Nicholas Callender speaks to two students

Clark alumni discuss the business of work

April 20, 2017

Clark University alumni who excel in marketing, business and technology returned to campus recently to share advice and tips with students eyeing similar paths.

The event was the fourth of Clark’s Networked Communities initiative, which connects students to alumni, faculty, parents and outside partners for career mentorship opportunities.

Barbara Bigelow, professor of management and associate dean in Clark’s Graduate School of Management, moderated the March 23 Business and Markets Networked Communities panel. Participants were Jennifer Ball ’89, executive vice president for distribution marketing and content partnerships at Univision Communications; Nicholas Callender ’11, M.P.A. ’12 (pictured with students), disaster risk management analyst at The World Bank; Michael Derr ’02, vice president for the derivatives program at State Street; Mollie Murphy ’05, chief executive officer of Annkissam and president at Applied Self Direction; and Daniel DiSano ’90, president and chief executive officer at Axispoint.

Alumni at a Networked Communities panel discussion
Alumni from left: Daniel DiSano ’90, Jennifer
Ball ’89, Nicholas Callender ’11, M.P.A. ’12,
Mollie Murphy ’05 and Michael Derr ’02.
 

Ball, who began her career lugging camera equipment for a local cable news station, stressed the importance of common sense and thoughtfulness. She recalled an internship candidate who made an impact by offering to take Ball out for coffee. The monetary value of the offer wasn’t the point, she said, but rather that the applicant showed resourcefulness and generosity. “Be authentic,” Ball advised. “If you’re not, it will show through.” She advised the students in the audience also to be aware of the kind of work culture they prefer, one that reflects their passions and values.

Callender shared a story to emphasize the importance of valuing another person’s time when networking. After graduating from Clark, he set up meetings with executives in Washington, D.C., hoping to land a job in international development. At one meeting, the interviewer stopped him to note how badly the discussion was going. Looking back, Callender realized he was asking questions of this busy professional that could have been answered with a quick Google search. “Get educated before you meet with people,” he said.

Derr said he struggled to envision his career and life path while he was in college, and left Clark several times, but always returned. In one class, Derr overheard a professor telling another student that she could do anything she set her mind to and this served as the catalyst he needed to graduate. The lesson: “Take a risk, empower yourself, and start over if you’re not on the path you want to be on.”

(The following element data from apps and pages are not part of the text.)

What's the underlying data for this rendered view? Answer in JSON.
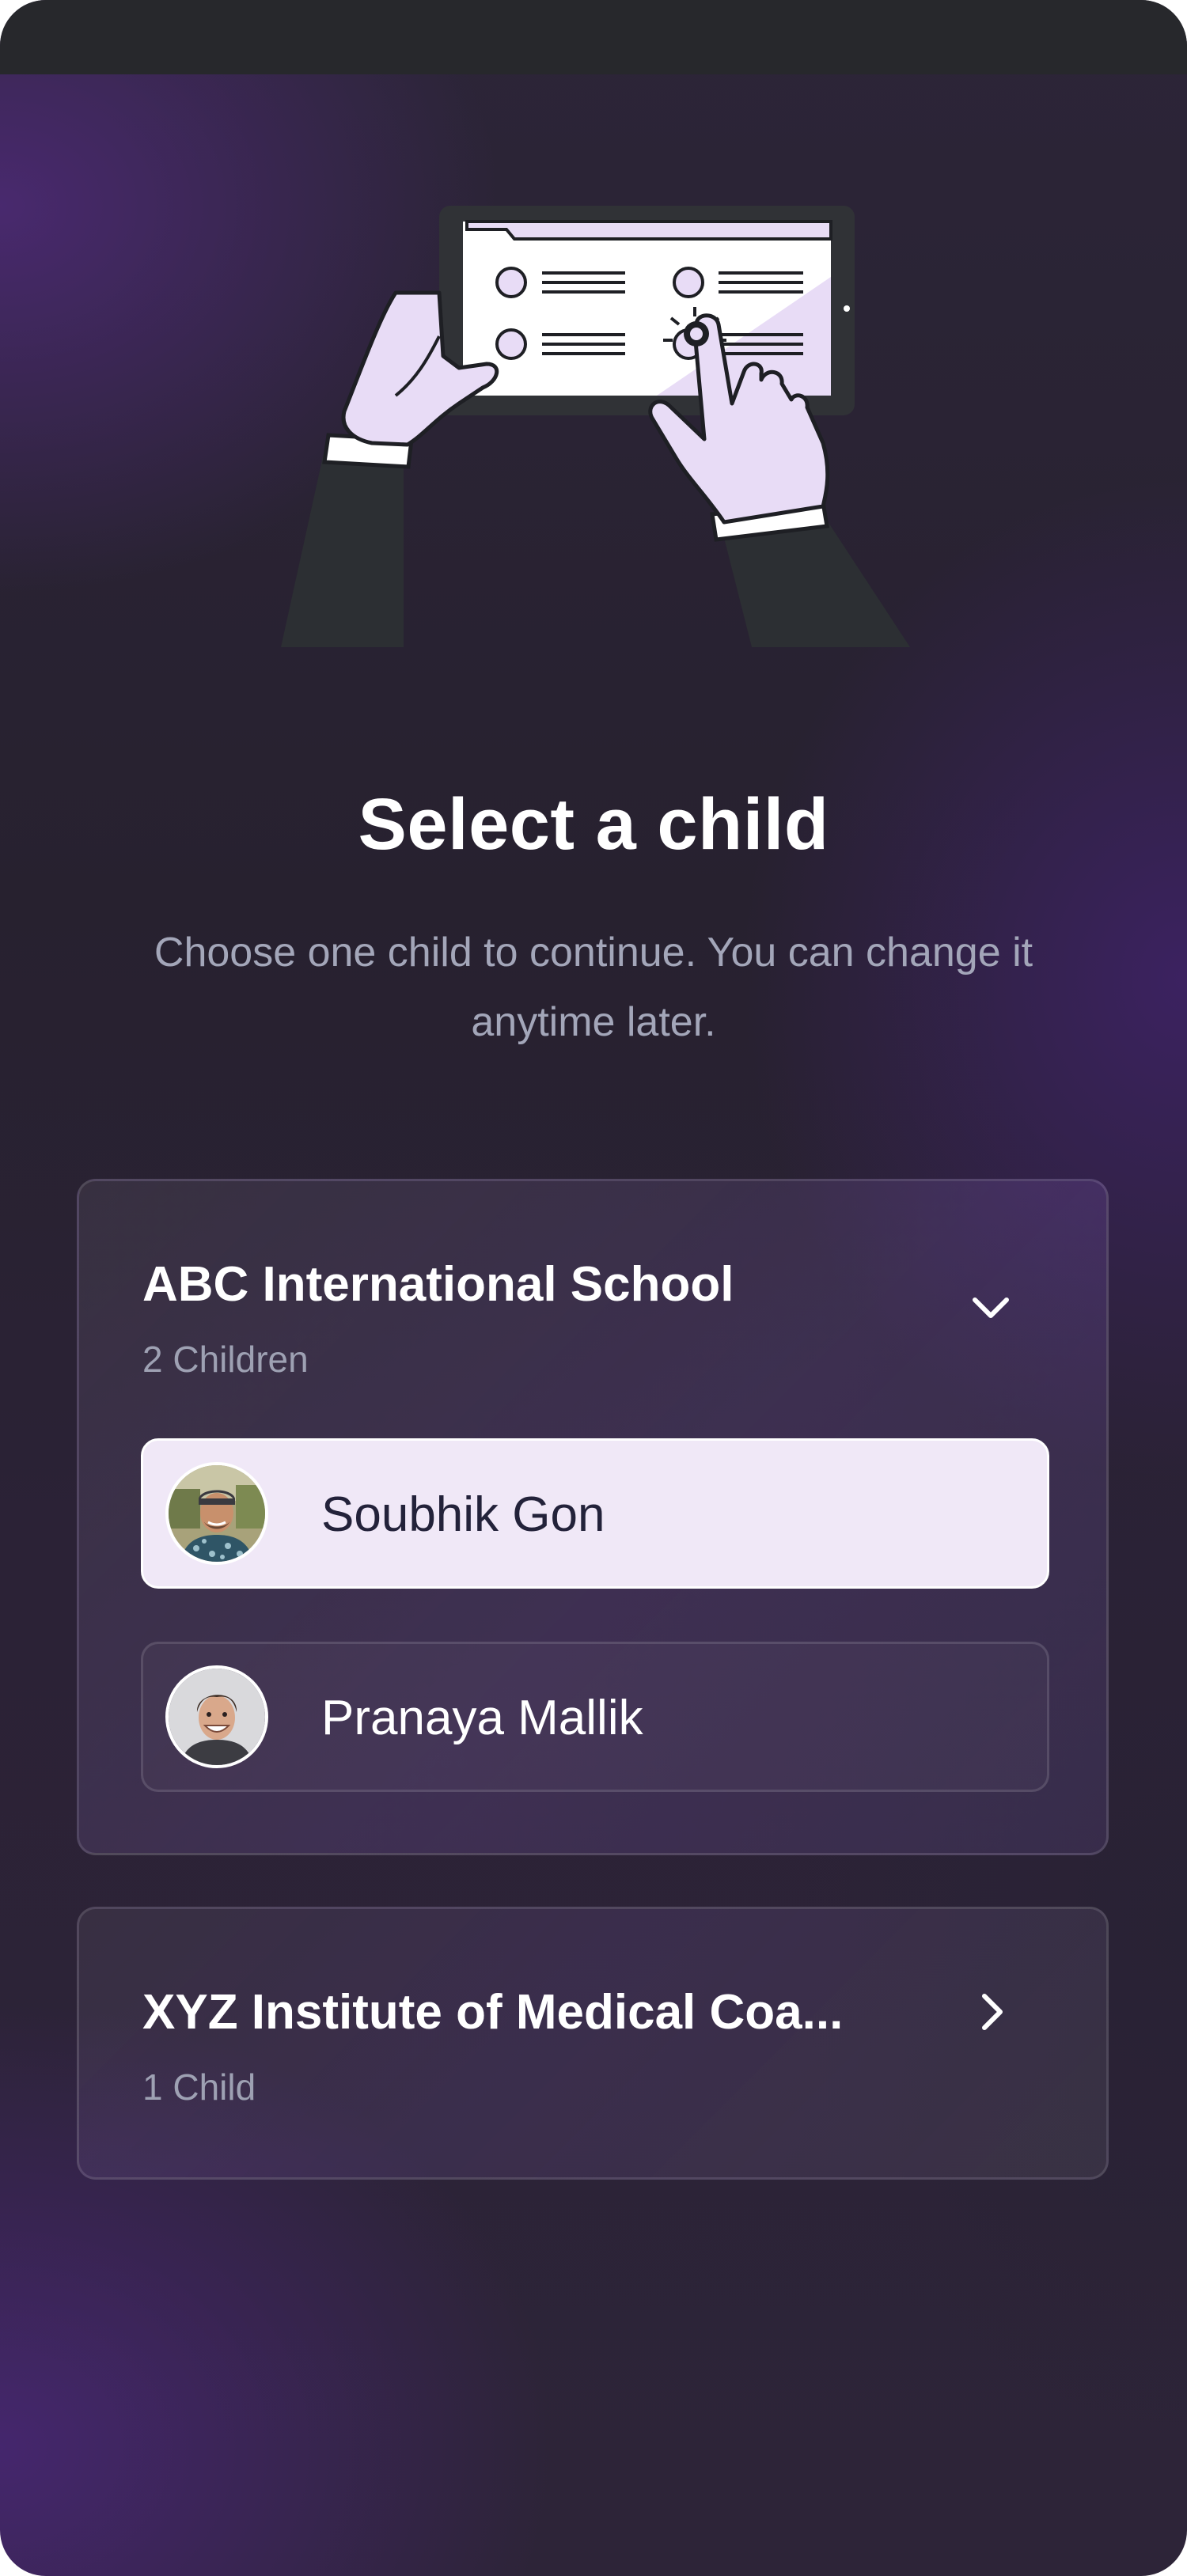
{
  "page": {
    "title": "Select a child",
    "subtitle": "Choose one child to continue. You can change it anytime later."
  },
  "schools": [
    {
      "name": "ABC International School",
      "count": "2 Children",
      "expanded": true,
      "chevron_icon": "chevron-down-icon",
      "children": [
        {
          "name": "Soubhik Gon",
          "selected": true,
          "avatar_icon": "avatar-photo"
        },
        {
          "name": "Pranaya Mallik",
          "selected": false,
          "avatar_icon": "avatar-photo"
        }
      ]
    },
    {
      "name": "XYZ Institute of Medical Coa...",
      "count": "1 Child",
      "expanded": false,
      "chevron_icon": "chevron-right-icon"
    }
  ],
  "colors": {
    "background_dark": "#27212f",
    "background_purple": "#4e2a78",
    "selected_row": "#f0e8f7",
    "text_primary": "#ffffff",
    "text_secondary": "#a3a6b9",
    "illustration_accent": "#e8dcf6"
  }
}
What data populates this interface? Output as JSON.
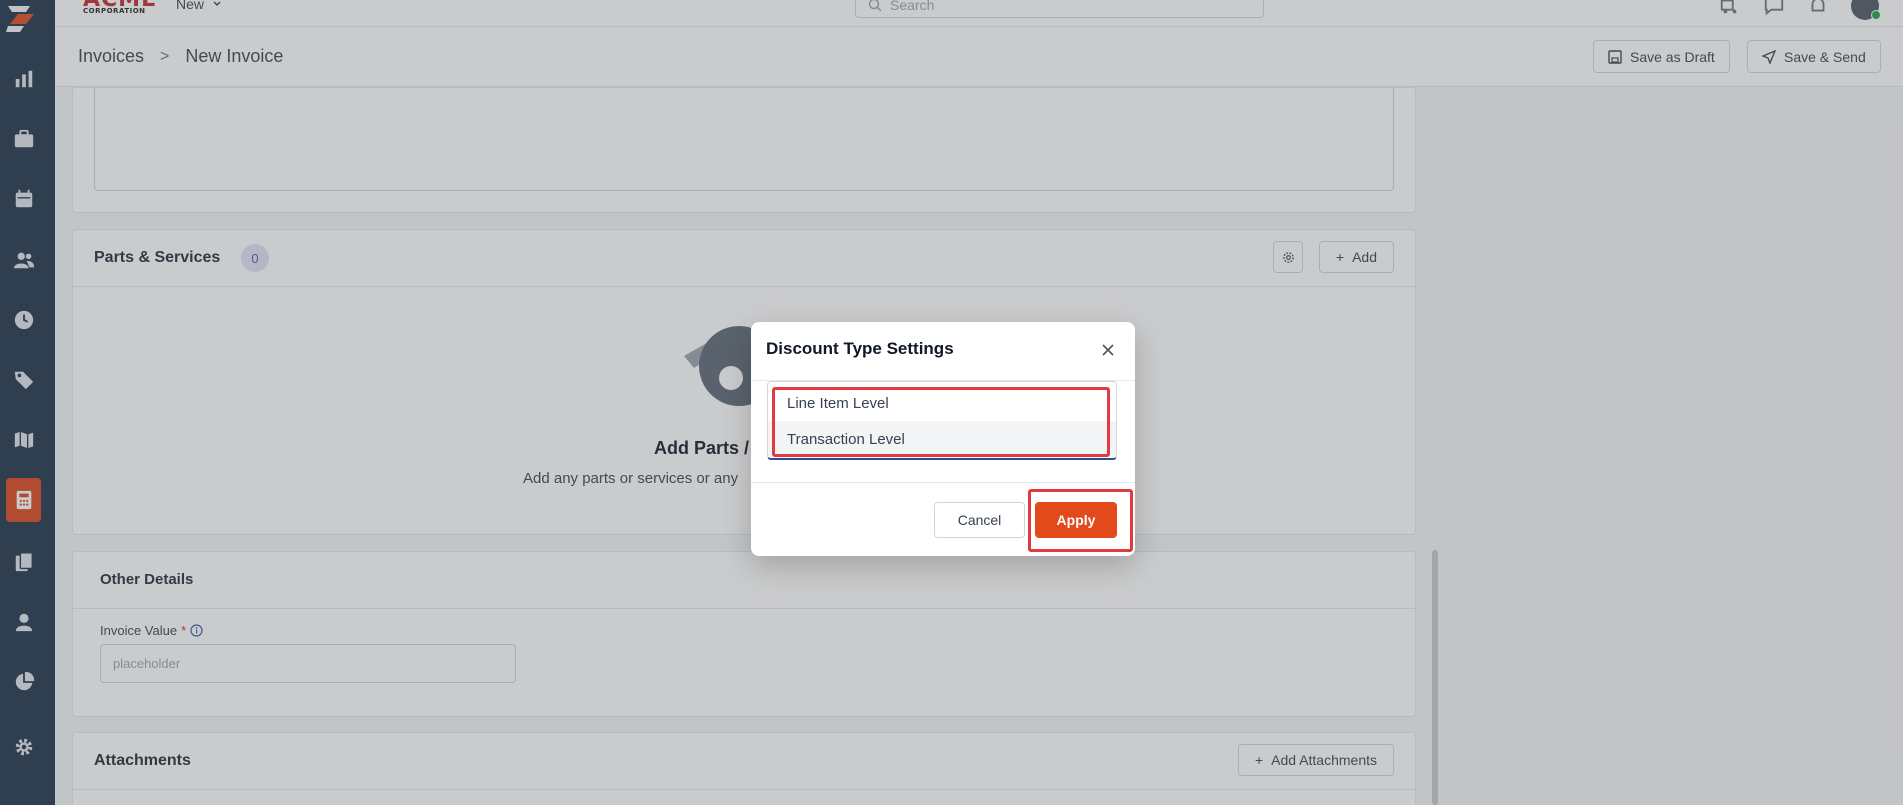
{
  "brand": {
    "name_top": "ACME",
    "name_bottom": "CORPORATION"
  },
  "topbar": {
    "new_label": "New",
    "search_placeholder": "Search"
  },
  "sidebar": {
    "items": [
      {
        "icon": "bar-chart-icon"
      },
      {
        "icon": "briefcase-icon"
      },
      {
        "icon": "calendar-icon"
      },
      {
        "icon": "users-icon"
      },
      {
        "icon": "clock-icon"
      },
      {
        "icon": "tag-icon"
      },
      {
        "icon": "map-icon"
      },
      {
        "icon": "calculator-icon",
        "active": true
      },
      {
        "icon": "documents-icon"
      },
      {
        "icon": "user-icon"
      },
      {
        "icon": "pie-chart-icon"
      },
      {
        "icon": "gear-icon"
      }
    ]
  },
  "header": {
    "breadcrumb": [
      "Invoices",
      "New Invoice"
    ],
    "separator": ">",
    "save_draft_label": "Save as Draft",
    "save_send_label": "Save & Send"
  },
  "parts": {
    "title": "Parts & Services",
    "count": "0",
    "add_label": "Add",
    "empty_title": "Add Parts /",
    "empty_subtitle": "Add any parts or services or any"
  },
  "other": {
    "title": "Other Details",
    "invoice_value_label": "Invoice Value",
    "required_mark": "*",
    "invoice_value_placeholder": "placeholder"
  },
  "attachments": {
    "title": "Attachments",
    "add_label": "Add Attachments"
  },
  "modal": {
    "title": "Discount Type Settings",
    "options": [
      "Line Item Level",
      "Transaction Level"
    ],
    "cancel_label": "Cancel",
    "apply_label": "Apply"
  },
  "colors": {
    "sidebar_bg": "#1b3249",
    "accent": "#e2491b",
    "highlight": "#e33a3e"
  }
}
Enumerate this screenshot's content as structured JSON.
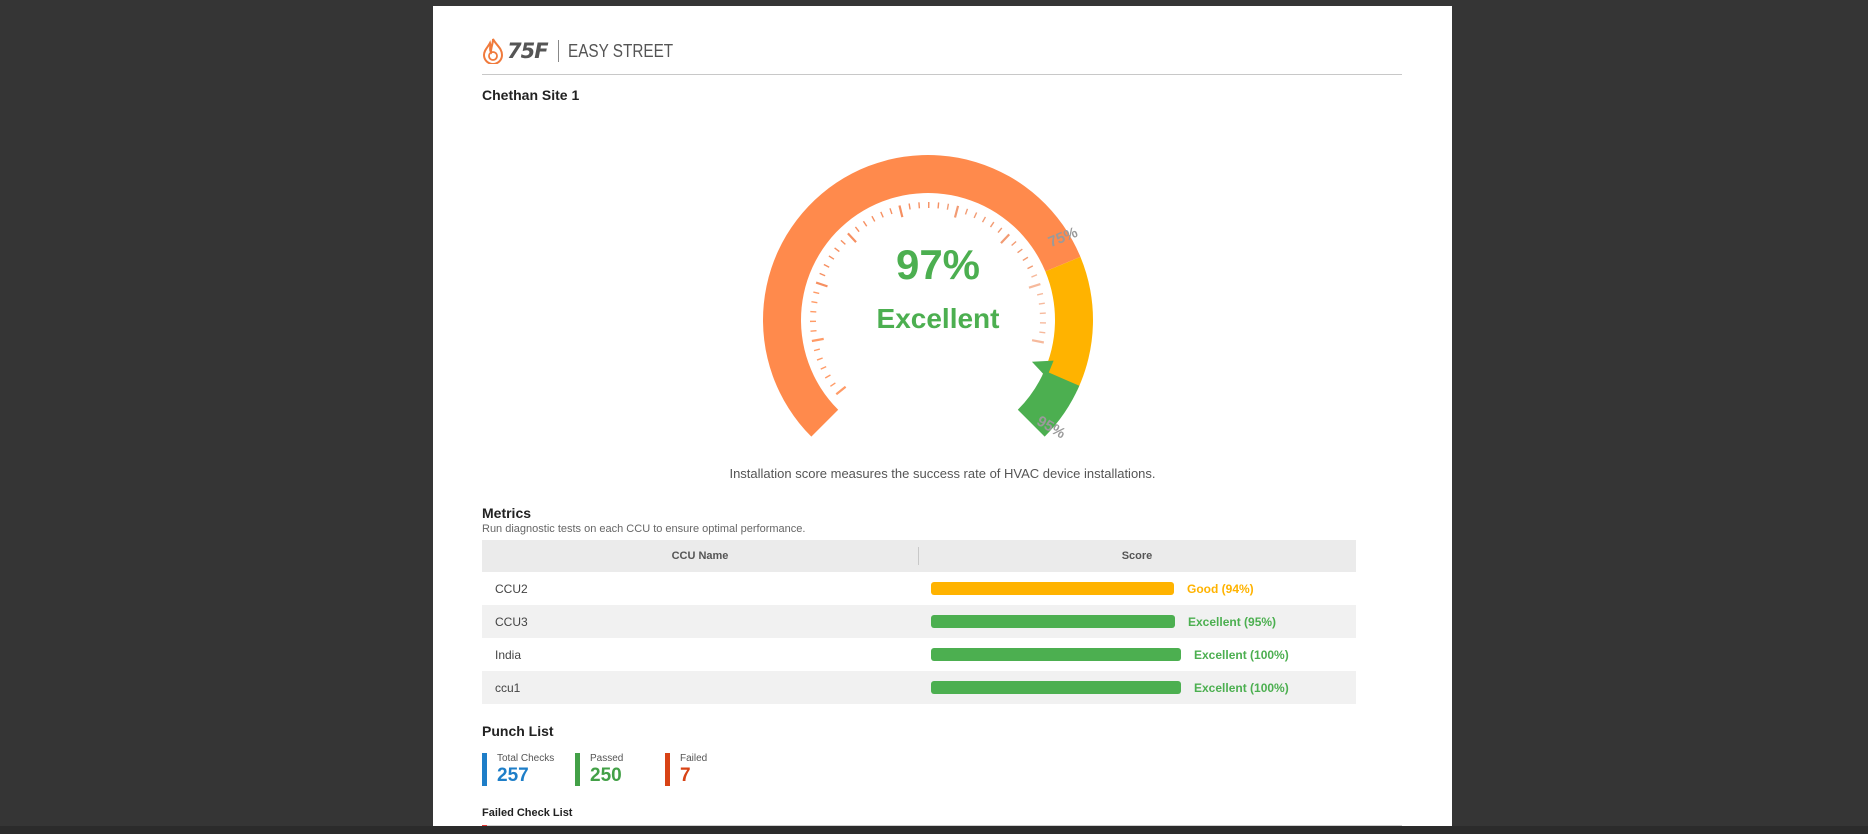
{
  "header": {
    "logo_text": "75F",
    "brand_name": "EASY STREET"
  },
  "site": {
    "title": "Chethan Site 1"
  },
  "gauge": {
    "score_percent": 97,
    "score_text": "97%",
    "status": "Excellent",
    "threshold_75_label": "75%",
    "threshold_95_label": "95%",
    "colors": {
      "poor": "#ff8a4c",
      "good": "#ffb300",
      "excellent": "#4caf50"
    }
  },
  "caption": "Installation score measures the success rate of HVAC device installations.",
  "metrics": {
    "title": "Metrics",
    "subtitle": "Run diagnostic tests on each CCU to ensure optimal performance.",
    "columns": {
      "name": "CCU Name",
      "score": "Score"
    },
    "rows": [
      {
        "name": "CCU2",
        "score": 94,
        "label": "Good (94%)",
        "color": "#ffb300"
      },
      {
        "name": "CCU3",
        "score": 95,
        "label": "Excellent (95%)",
        "color": "#4caf50"
      },
      {
        "name": "India",
        "score": 100,
        "label": "Excellent (100%)",
        "color": "#4caf50"
      },
      {
        "name": "ccu1",
        "score": 100,
        "label": "Excellent (100%)",
        "color": "#4caf50"
      }
    ]
  },
  "punch_list": {
    "title": "Punch List",
    "stats": [
      {
        "label": "Total Checks",
        "value": "257",
        "color": "#1e7ec8"
      },
      {
        "label": "Passed",
        "value": "250",
        "color": "#43a047"
      },
      {
        "label": "Failed",
        "value": "7",
        "color": "#d84315"
      }
    ]
  },
  "failed_check_list": {
    "title": "Failed Check List"
  }
}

Murphy imparted advice that she received on a Boston sidewalk from a stranger as she nervously walked into the Public Consulting Group for her first day of work. The man told her, “Do the job that no one else wants to do.” She did exactly that, assuming some of the least sought-after tasks and roles, and accumulating expertise that contributed to her later finding success as CEO of Annkissam, an operations and technology-consulting firm for nonprofits.

DiSano, who described his path from successful venture capitalist to technology executive and entrepreneur, said the ability to articulate complex thoughts and ideas cogently and comprehensively is instrumental in marketing and business. He noted that while he enjoyed sales and making deals “it all had to do with wanting to build something.” His greatest enjoyment, he said, lies not in dealing with the operational details of the business, but in nurturing the company’s growth.

A networking session with students and the alumni participants followed the panel.